What the task requires
Provide only the number of lines below that hold "name".

Element data from apps and pages
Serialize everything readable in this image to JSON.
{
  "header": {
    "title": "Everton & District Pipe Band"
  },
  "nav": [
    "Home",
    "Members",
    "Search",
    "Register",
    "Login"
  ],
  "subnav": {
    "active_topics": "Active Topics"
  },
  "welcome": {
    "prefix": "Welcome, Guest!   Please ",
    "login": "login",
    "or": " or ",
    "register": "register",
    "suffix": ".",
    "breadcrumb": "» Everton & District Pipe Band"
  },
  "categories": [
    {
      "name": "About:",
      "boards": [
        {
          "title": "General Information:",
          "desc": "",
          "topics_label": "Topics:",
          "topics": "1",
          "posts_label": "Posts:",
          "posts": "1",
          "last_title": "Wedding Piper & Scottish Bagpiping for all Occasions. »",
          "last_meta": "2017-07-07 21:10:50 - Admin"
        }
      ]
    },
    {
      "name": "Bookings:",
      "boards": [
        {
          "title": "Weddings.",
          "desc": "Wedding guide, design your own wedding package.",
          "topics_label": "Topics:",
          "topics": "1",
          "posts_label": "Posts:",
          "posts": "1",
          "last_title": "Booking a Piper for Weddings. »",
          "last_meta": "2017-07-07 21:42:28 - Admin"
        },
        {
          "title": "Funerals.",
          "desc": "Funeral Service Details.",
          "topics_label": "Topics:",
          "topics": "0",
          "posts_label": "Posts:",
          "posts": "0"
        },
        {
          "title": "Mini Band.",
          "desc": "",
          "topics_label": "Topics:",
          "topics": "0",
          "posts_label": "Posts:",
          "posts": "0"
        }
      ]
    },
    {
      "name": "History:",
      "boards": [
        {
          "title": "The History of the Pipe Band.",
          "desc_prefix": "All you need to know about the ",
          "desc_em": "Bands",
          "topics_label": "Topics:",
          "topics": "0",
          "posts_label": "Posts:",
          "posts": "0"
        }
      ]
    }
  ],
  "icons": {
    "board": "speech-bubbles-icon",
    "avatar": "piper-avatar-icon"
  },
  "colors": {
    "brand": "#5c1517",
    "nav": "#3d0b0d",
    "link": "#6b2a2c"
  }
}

Solution
3